Scan the data below and report how many lines include the word "JSON". Nothing else is wanted.
*** Provided material Section Begins ***
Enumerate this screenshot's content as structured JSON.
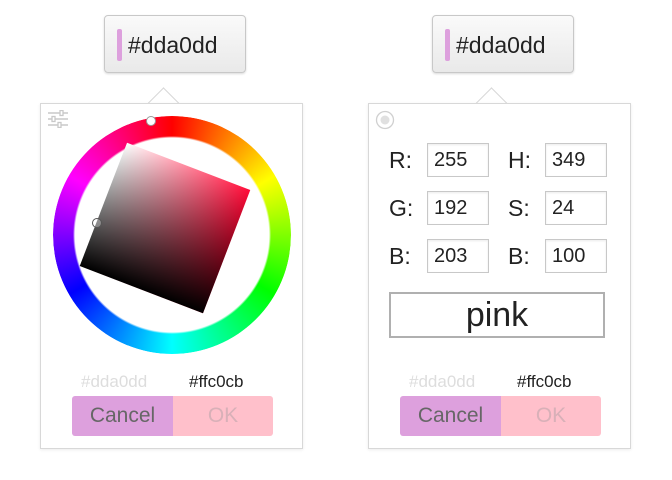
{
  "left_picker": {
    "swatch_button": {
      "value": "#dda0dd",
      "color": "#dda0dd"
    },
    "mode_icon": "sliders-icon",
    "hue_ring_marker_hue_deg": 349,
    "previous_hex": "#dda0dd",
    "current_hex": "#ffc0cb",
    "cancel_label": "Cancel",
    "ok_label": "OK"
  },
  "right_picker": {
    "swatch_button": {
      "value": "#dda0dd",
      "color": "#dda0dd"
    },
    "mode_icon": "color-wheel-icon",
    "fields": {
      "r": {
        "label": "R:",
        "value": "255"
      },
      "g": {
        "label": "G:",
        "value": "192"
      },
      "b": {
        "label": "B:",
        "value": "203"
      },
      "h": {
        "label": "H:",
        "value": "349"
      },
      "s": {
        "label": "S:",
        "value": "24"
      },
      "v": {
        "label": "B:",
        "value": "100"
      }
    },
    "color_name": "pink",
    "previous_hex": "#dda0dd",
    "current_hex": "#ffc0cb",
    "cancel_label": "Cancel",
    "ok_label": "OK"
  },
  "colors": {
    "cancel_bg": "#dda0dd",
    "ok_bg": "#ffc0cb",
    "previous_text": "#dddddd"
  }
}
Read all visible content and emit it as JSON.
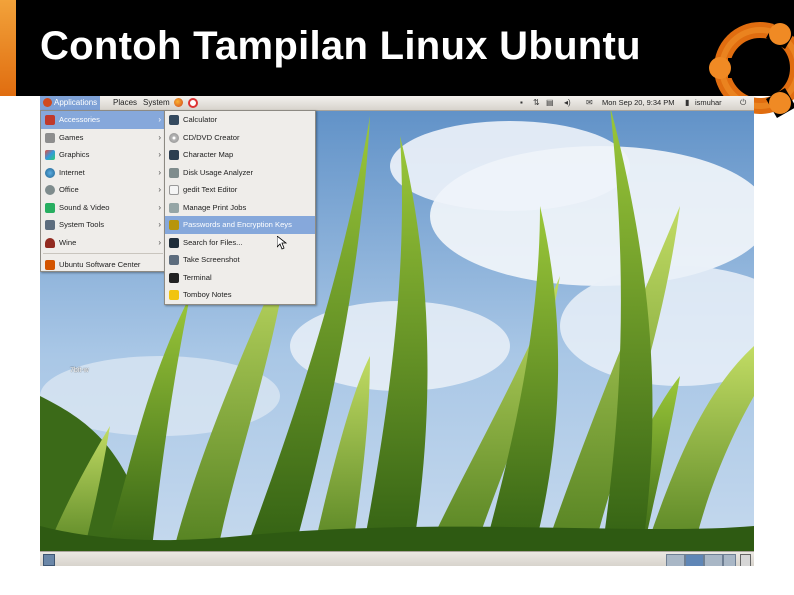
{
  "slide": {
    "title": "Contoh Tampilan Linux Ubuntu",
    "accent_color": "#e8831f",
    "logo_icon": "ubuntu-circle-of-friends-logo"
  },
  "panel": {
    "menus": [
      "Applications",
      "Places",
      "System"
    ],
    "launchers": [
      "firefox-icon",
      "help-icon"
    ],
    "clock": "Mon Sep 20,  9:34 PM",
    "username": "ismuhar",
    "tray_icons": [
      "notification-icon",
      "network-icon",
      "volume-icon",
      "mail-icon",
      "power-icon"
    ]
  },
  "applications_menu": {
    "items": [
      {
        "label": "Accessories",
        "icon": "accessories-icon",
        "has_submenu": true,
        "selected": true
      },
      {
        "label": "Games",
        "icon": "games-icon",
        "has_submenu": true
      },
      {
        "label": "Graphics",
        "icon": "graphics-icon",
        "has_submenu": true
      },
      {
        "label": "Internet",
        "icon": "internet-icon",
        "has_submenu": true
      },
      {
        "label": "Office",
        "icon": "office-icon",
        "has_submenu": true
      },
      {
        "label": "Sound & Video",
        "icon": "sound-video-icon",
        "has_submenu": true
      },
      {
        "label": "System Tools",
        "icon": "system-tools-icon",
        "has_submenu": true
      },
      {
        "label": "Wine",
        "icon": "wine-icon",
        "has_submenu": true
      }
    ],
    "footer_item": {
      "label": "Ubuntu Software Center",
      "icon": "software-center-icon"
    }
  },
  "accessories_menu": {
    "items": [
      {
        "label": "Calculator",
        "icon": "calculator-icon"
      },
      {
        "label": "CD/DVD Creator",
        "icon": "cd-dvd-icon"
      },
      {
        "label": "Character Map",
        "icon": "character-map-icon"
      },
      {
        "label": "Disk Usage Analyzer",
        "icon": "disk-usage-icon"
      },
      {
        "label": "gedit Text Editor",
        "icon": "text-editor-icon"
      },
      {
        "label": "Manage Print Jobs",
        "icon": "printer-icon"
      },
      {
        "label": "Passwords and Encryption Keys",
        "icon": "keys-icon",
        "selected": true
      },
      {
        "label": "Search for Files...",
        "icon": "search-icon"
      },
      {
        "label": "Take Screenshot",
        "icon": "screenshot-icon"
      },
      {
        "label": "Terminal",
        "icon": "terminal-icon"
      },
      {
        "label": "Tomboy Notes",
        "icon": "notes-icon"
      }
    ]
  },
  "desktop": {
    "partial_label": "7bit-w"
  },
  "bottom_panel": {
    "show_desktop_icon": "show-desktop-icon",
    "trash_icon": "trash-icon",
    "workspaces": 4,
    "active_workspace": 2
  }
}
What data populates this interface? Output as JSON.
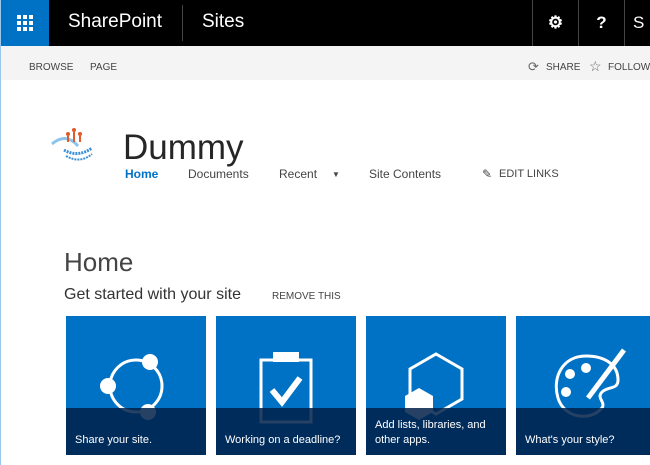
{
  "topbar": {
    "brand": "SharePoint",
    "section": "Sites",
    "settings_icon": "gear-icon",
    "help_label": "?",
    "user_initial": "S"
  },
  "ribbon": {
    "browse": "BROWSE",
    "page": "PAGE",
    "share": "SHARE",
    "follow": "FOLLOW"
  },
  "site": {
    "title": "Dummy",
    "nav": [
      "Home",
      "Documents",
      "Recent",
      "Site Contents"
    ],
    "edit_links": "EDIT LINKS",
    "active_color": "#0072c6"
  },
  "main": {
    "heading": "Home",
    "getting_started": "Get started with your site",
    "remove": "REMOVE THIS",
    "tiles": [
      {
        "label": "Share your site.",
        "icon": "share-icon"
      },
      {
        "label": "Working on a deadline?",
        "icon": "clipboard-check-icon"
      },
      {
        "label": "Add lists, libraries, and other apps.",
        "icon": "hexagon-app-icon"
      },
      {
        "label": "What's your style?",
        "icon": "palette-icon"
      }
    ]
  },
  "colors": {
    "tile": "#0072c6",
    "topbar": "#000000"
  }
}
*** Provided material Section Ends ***
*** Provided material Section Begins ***
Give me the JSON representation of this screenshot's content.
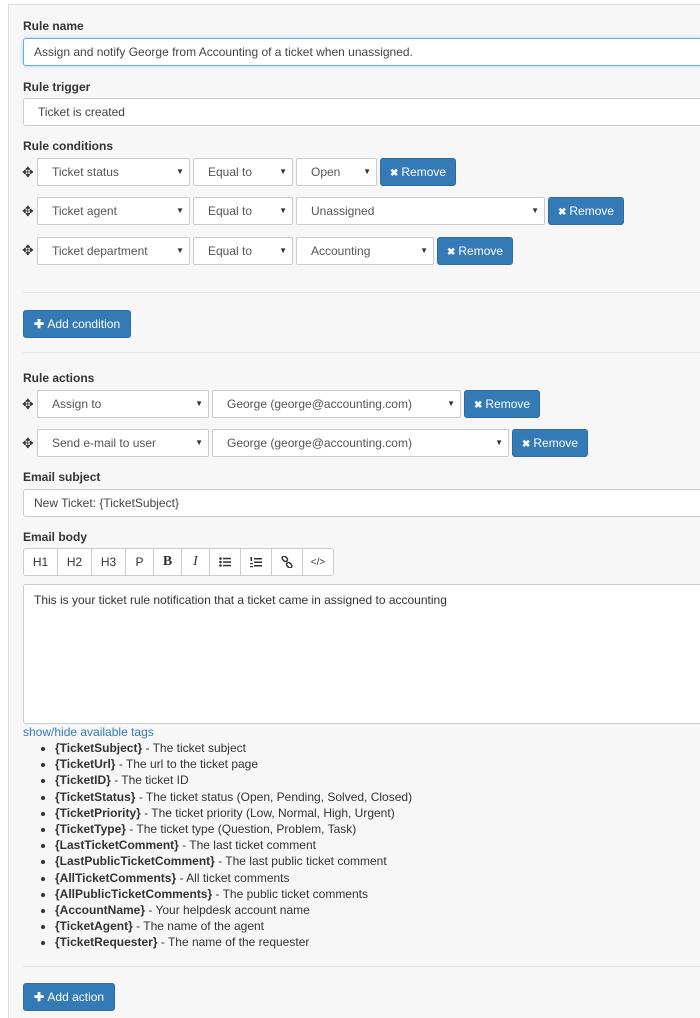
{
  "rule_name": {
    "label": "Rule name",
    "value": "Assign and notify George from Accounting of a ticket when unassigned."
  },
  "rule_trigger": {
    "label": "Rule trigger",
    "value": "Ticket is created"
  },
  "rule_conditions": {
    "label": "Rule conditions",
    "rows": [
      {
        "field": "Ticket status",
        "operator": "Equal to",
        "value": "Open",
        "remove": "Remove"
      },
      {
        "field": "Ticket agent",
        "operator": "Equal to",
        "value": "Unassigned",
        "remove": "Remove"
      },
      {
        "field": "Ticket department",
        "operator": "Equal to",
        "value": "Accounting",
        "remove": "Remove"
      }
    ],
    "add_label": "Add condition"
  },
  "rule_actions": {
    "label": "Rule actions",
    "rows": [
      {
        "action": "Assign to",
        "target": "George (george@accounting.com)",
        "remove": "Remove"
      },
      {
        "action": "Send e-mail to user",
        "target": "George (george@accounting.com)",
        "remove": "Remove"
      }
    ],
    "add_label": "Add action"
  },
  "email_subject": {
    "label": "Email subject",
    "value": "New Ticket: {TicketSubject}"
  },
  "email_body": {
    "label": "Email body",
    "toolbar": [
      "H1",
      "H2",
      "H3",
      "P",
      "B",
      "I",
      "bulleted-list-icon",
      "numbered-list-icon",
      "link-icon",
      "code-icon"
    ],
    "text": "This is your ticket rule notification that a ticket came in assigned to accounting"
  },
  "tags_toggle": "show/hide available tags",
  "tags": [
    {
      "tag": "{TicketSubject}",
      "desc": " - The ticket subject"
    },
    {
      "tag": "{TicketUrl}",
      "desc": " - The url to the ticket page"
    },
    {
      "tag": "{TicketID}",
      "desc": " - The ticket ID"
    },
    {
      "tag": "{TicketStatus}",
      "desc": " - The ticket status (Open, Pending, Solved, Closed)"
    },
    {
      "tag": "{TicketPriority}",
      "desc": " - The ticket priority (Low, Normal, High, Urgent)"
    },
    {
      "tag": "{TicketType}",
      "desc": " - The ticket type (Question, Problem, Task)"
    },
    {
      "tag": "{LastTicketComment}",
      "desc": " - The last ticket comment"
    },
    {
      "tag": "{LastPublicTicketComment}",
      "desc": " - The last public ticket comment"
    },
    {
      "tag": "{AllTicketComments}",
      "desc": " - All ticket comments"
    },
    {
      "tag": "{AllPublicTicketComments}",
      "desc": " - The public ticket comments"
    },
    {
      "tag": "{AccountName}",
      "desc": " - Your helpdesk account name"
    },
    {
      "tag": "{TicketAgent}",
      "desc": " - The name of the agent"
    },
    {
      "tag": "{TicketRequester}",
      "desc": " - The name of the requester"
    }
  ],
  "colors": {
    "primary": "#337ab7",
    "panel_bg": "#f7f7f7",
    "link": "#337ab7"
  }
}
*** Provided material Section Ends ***
> [Task solution]: 4